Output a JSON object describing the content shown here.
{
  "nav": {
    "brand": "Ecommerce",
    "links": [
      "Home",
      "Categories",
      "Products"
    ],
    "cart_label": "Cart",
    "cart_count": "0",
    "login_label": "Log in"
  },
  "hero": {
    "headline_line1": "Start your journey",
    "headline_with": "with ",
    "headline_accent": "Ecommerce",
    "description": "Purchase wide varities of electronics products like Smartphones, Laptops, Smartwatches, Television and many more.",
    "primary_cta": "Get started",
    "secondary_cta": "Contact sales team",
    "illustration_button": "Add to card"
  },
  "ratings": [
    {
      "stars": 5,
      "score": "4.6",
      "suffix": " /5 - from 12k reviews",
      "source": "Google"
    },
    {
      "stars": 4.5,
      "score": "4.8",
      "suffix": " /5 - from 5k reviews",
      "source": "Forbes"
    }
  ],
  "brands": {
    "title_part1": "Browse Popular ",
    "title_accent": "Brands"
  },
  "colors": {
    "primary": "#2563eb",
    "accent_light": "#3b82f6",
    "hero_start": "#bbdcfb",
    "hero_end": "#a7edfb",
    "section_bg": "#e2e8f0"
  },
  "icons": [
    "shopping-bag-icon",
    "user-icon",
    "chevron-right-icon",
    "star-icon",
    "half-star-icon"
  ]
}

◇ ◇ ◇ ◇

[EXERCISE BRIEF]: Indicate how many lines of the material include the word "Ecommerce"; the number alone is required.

[RESPONSE TO THE EXERCISE]: 2